EXERCISE DESCRIPTION:
Repeat the data word for word. Do not include the pictures.

-------- PROVIDED MATERIAL --------

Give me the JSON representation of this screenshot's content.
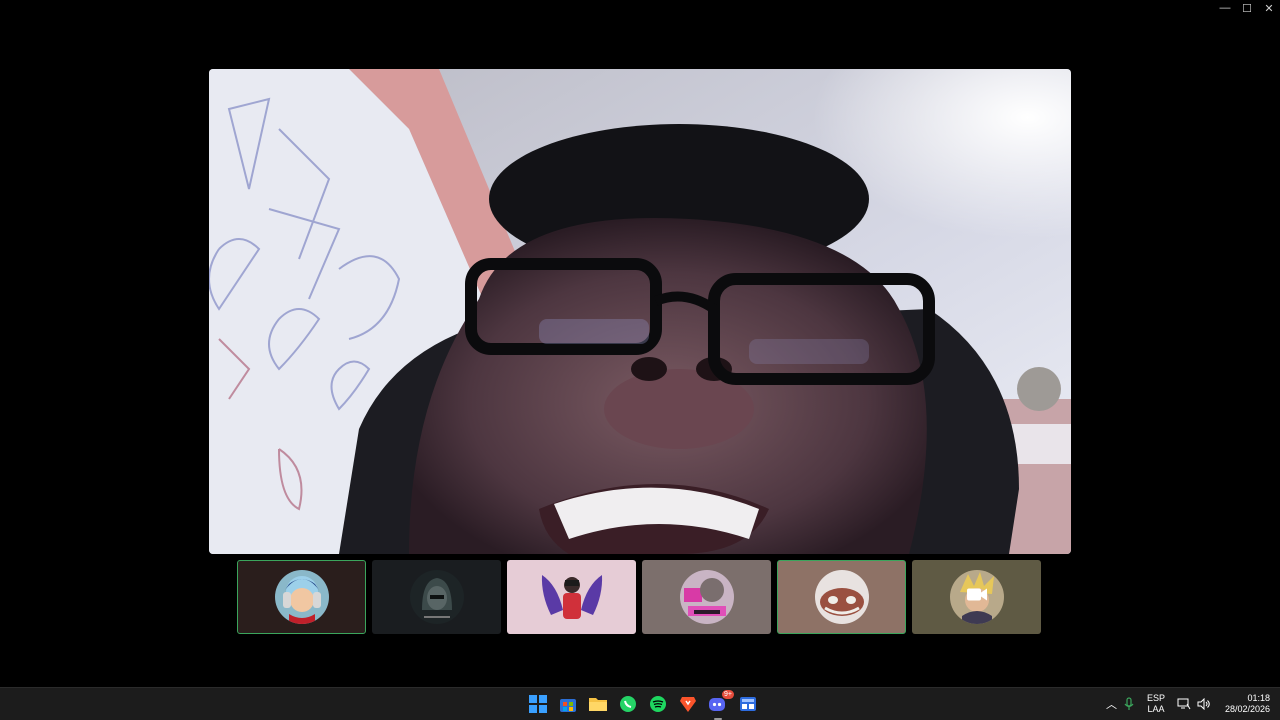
{
  "window": {
    "controls": [
      {
        "name": "minimize-icon",
        "glyph": "—"
      },
      {
        "name": "maximize-icon",
        "glyph": "☐"
      },
      {
        "name": "close-icon",
        "glyph": "✕"
      }
    ]
  },
  "participants": [
    {
      "name": "participant-tile-1",
      "active": true,
      "background": "#2a1e1c",
      "avatar_icon": "anime-boy-avatar-icon"
    },
    {
      "name": "participant-tile-2",
      "active": false,
      "background": "#1a1d20",
      "avatar_icon": "hooded-figure-avatar-icon"
    },
    {
      "name": "participant-tile-3",
      "active": false,
      "background": "#e6ccd6",
      "avatar_icon": "winged-figure-avatar-icon"
    },
    {
      "name": "participant-tile-4",
      "active": false,
      "background": "#7c6f6c",
      "avatar_icon": "neon-collage-avatar-icon"
    },
    {
      "name": "participant-tile-5",
      "active": true,
      "background": "#8e7266",
      "avatar_icon": "creature-avatar-icon"
    },
    {
      "name": "participant-tile-6",
      "active": false,
      "background": "#5f5a44",
      "avatar_icon": "camera-icon"
    }
  ],
  "taskbar": {
    "apps": [
      {
        "name": "windows-start-icon",
        "color": "#3aa0ff"
      },
      {
        "name": "store-icon",
        "color": "#f2c94c"
      },
      {
        "name": "file-explorer-icon",
        "color": "#f6c244"
      },
      {
        "name": "whatsapp-icon",
        "color": "#25d366"
      },
      {
        "name": "spotify-icon",
        "color": "#1ed760"
      },
      {
        "name": "brave-icon",
        "color": "#fb542b"
      },
      {
        "name": "discord-icon",
        "color": "#5865f2",
        "badge": "9+"
      },
      {
        "name": "dashboard-app-icon",
        "color": "#2d6cdf"
      }
    ],
    "tray": {
      "lang_top": "ESP",
      "lang_bottom": "LAA",
      "time": "01:18",
      "date": "28/02/2026"
    }
  }
}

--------

TASK RESULT:
Give me the JSON representation of this screenshot's content.
{
  "window": {
    "controls": [
      {
        "name": "minimize-icon",
        "glyph": "—"
      },
      {
        "name": "maximize-icon",
        "glyph": "☐"
      },
      {
        "name": "close-icon",
        "glyph": "✕"
      }
    ]
  },
  "participants": [
    {
      "name": "participant-tile-1",
      "active": true,
      "background": "#2a1e1c",
      "avatar_icon": "anime-boy-avatar-icon"
    },
    {
      "name": "participant-tile-2",
      "active": false,
      "background": "#1a1d20",
      "avatar_icon": "hooded-figure-avatar-icon"
    },
    {
      "name": "participant-tile-3",
      "active": false,
      "background": "#e6ccd6",
      "avatar_icon": "winged-figure-avatar-icon"
    },
    {
      "name": "participant-tile-4",
      "active": false,
      "background": "#7c6f6c",
      "avatar_icon": "neon-collage-avatar-icon"
    },
    {
      "name": "participant-tile-5",
      "active": true,
      "background": "#8e7266",
      "avatar_icon": "creature-avatar-icon"
    },
    {
      "name": "participant-tile-6",
      "active": false,
      "background": "#5f5a44",
      "avatar_icon": "camera-icon"
    }
  ],
  "taskbar": {
    "apps": [
      {
        "name": "windows-start-icon",
        "color": "#3aa0ff"
      },
      {
        "name": "store-icon",
        "color": "#f2c94c"
      },
      {
        "name": "file-explorer-icon",
        "color": "#f6c244"
      },
      {
        "name": "whatsapp-icon",
        "color": "#25d366"
      },
      {
        "name": "spotify-icon",
        "color": "#1ed760"
      },
      {
        "name": "brave-icon",
        "color": "#fb542b"
      },
      {
        "name": "discord-icon",
        "color": "#5865f2",
        "badge": "9+"
      },
      {
        "name": "dashboard-app-icon",
        "color": "#2d6cdf"
      }
    ],
    "tray": {
      "lang_top": "ESP",
      "lang_bottom": "LAA",
      "time": "01:18",
      "date": "28/02/2026"
    }
  }
}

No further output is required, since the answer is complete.